**What to do:**
Down to the last line, reproduce the data that follows, but skip the pictures.

- - -

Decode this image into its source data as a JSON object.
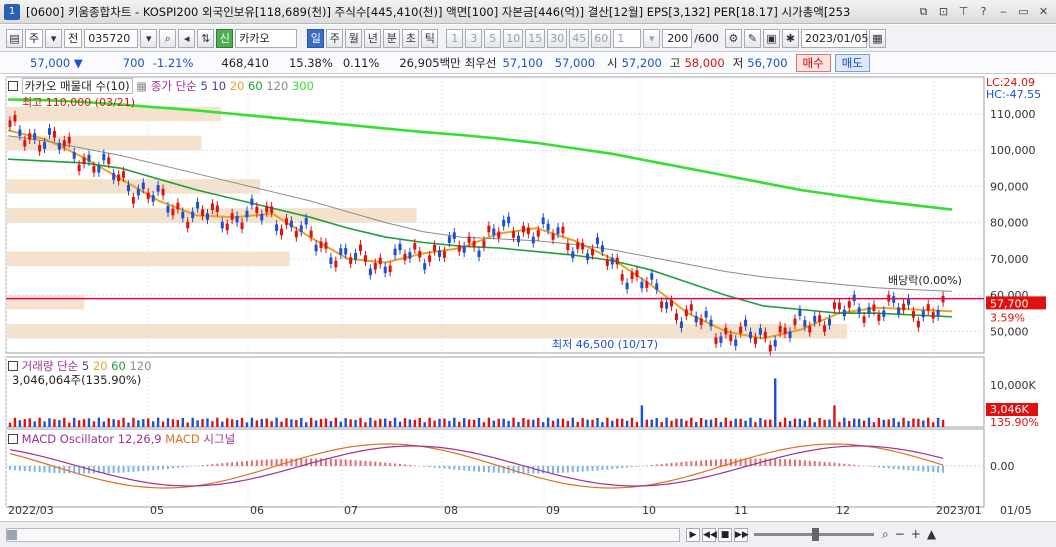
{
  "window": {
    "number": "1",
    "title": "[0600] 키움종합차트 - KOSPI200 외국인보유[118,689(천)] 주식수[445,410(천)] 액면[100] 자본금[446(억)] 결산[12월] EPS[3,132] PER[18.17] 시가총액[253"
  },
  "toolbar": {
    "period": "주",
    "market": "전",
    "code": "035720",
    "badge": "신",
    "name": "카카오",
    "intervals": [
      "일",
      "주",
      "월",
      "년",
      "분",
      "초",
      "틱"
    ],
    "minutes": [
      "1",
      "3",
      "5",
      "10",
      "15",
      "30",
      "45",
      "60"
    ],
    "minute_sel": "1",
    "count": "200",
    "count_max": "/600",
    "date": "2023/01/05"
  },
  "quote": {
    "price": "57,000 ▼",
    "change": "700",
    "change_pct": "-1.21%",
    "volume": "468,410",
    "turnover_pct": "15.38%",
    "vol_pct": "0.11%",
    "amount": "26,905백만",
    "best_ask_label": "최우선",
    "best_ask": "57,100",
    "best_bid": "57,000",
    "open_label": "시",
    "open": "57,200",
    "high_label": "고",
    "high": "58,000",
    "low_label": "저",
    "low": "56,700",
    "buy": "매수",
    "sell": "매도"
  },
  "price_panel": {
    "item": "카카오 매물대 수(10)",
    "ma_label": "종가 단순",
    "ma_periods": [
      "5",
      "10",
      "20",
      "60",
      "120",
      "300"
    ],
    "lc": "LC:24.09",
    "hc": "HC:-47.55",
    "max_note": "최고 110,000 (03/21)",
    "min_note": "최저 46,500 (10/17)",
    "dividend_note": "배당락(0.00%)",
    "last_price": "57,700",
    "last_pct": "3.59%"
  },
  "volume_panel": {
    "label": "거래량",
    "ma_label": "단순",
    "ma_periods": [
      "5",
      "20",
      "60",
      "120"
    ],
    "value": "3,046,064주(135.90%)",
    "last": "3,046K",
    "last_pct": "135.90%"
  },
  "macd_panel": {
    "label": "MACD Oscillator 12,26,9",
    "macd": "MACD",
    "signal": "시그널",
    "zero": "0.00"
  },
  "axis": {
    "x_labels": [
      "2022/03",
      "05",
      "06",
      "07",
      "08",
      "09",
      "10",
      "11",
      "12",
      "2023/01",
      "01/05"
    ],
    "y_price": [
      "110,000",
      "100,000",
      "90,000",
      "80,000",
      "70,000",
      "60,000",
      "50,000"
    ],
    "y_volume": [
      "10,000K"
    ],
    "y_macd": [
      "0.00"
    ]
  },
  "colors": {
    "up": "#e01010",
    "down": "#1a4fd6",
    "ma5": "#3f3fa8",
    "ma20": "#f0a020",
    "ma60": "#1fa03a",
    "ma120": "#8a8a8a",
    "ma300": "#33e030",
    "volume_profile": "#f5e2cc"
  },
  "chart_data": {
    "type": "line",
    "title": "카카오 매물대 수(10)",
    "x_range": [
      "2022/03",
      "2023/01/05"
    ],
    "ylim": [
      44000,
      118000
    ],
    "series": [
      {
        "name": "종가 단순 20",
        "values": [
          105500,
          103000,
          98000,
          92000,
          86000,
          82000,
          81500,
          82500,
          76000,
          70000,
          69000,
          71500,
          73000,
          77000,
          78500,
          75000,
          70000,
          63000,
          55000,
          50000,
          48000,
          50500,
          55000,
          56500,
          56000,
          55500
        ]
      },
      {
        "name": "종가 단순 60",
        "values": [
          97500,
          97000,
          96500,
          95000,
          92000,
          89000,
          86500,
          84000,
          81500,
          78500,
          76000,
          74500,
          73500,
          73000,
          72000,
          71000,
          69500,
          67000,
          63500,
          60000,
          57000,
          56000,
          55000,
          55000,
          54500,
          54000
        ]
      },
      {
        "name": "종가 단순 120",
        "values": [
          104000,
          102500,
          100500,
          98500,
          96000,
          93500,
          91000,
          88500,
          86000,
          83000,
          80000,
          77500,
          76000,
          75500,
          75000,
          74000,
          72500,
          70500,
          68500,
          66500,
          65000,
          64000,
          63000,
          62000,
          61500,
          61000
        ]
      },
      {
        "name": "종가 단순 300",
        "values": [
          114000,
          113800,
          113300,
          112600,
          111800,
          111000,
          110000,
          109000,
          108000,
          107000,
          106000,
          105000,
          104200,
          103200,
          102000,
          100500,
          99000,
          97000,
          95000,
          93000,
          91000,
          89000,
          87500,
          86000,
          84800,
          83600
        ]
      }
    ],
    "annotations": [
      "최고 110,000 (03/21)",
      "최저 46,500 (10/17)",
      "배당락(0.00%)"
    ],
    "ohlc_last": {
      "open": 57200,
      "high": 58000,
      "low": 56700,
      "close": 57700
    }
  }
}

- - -

**Answer for the task:**
Decode this image into its source data as a JSON object.
{
  "window": {
    "number": "1",
    "title": "[0600] 키움종합차트 - KOSPI200 외국인보유[118,689(천)] 주식수[445,410(천)] 액면[100] 자본금[446(억)] 결산[12월] EPS[3,132] PER[18.17] 시가총액[253"
  },
  "toolbar": {
    "period": "주",
    "market": "전",
    "code": "035720",
    "badge": "신",
    "name": "카카오",
    "intervals": [
      "일",
      "주",
      "월",
      "년",
      "분",
      "초",
      "틱"
    ],
    "minutes": [
      "1",
      "3",
      "5",
      "10",
      "15",
      "30",
      "45",
      "60"
    ],
    "minute_sel": "1",
    "count": "200",
    "count_max": "/600",
    "date": "2023/01/05"
  },
  "quote": {
    "price": "57,000 ▼",
    "change": "700",
    "change_pct": "-1.21%",
    "volume": "468,410",
    "turnover_pct": "15.38%",
    "vol_pct": "0.11%",
    "amount": "26,905백만",
    "best_ask_label": "최우선",
    "best_ask": "57,100",
    "best_bid": "57,000",
    "open_label": "시",
    "open": "57,200",
    "high_label": "고",
    "high": "58,000",
    "low_label": "저",
    "low": "56,700",
    "buy": "매수",
    "sell": "매도"
  },
  "price_panel": {
    "item": "카카오 매물대 수(10)",
    "ma_label": "종가 단순",
    "ma_periods": [
      "5",
      "10",
      "20",
      "60",
      "120",
      "300"
    ],
    "lc": "LC:24.09",
    "hc": "HC:-47.55",
    "max_note": "최고 110,000 (03/21)",
    "min_note": "최저 46,500 (10/17)",
    "dividend_note": "배당락(0.00%)",
    "last_price": "57,700",
    "last_pct": "3.59%"
  },
  "volume_panel": {
    "label": "거래량",
    "ma_label": "단순",
    "ma_periods": [
      "5",
      "20",
      "60",
      "120"
    ],
    "value": "3,046,064주(135.90%)",
    "last": "3,046K",
    "last_pct": "135.90%"
  },
  "macd_panel": {
    "label": "MACD Oscillator 12,26,9",
    "macd": "MACD",
    "signal": "시그널",
    "zero": "0.00"
  },
  "axis": {
    "x_labels": [
      "2022/03",
      "05",
      "06",
      "07",
      "08",
      "09",
      "10",
      "11",
      "12",
      "2023/01",
      "01/05"
    ],
    "y_price": [
      "110,000",
      "100,000",
      "90,000",
      "80,000",
      "70,000",
      "60,000",
      "50,000"
    ],
    "y_volume": [
      "10,000K"
    ],
    "y_macd": [
      "0.00"
    ]
  },
  "colors": {
    "up": "#e01010",
    "down": "#1a4fd6",
    "ma5": "#3f3fa8",
    "ma20": "#f0a020",
    "ma60": "#1fa03a",
    "ma120": "#8a8a8a",
    "ma300": "#33e030",
    "volume_profile": "#f5e2cc"
  },
  "chart_data": {
    "type": "line",
    "title": "카카오 매물대 수(10)",
    "x_range": [
      "2022/03",
      "2023/01/05"
    ],
    "ylim": [
      44000,
      118000
    ],
    "series": [
      {
        "name": "종가 단순 20",
        "values": [
          105500,
          103000,
          98000,
          92000,
          86000,
          82000,
          81500,
          82500,
          76000,
          70000,
          69000,
          71500,
          73000,
          77000,
          78500,
          75000,
          70000,
          63000,
          55000,
          50000,
          48000,
          50500,
          55000,
          56500,
          56000,
          55500
        ]
      },
      {
        "name": "종가 단순 60",
        "values": [
          97500,
          97000,
          96500,
          95000,
          92000,
          89000,
          86500,
          84000,
          81500,
          78500,
          76000,
          74500,
          73500,
          73000,
          72000,
          71000,
          69500,
          67000,
          63500,
          60000,
          57000,
          56000,
          55000,
          55000,
          54500,
          54000
        ]
      },
      {
        "name": "종가 단순 120",
        "values": [
          104000,
          102500,
          100500,
          98500,
          96000,
          93500,
          91000,
          88500,
          86000,
          83000,
          80000,
          77500,
          76000,
          75500,
          75000,
          74000,
          72500,
          70500,
          68500,
          66500,
          65000,
          64000,
          63000,
          62000,
          61500,
          61000
        ]
      },
      {
        "name": "종가 단순 300",
        "values": [
          114000,
          113800,
          113300,
          112600,
          111800,
          111000,
          110000,
          109000,
          108000,
          107000,
          106000,
          105000,
          104200,
          103200,
          102000,
          100500,
          99000,
          97000,
          95000,
          93000,
          91000,
          89000,
          87500,
          86000,
          84800,
          83600
        ]
      }
    ],
    "annotations": [
      "최고 110,000 (03/21)",
      "최저 46,500 (10/17)",
      "배당락(0.00%)"
    ],
    "ohlc_last": {
      "open": 57200,
      "high": 58000,
      "low": 56700,
      "close": 57700
    }
  }
}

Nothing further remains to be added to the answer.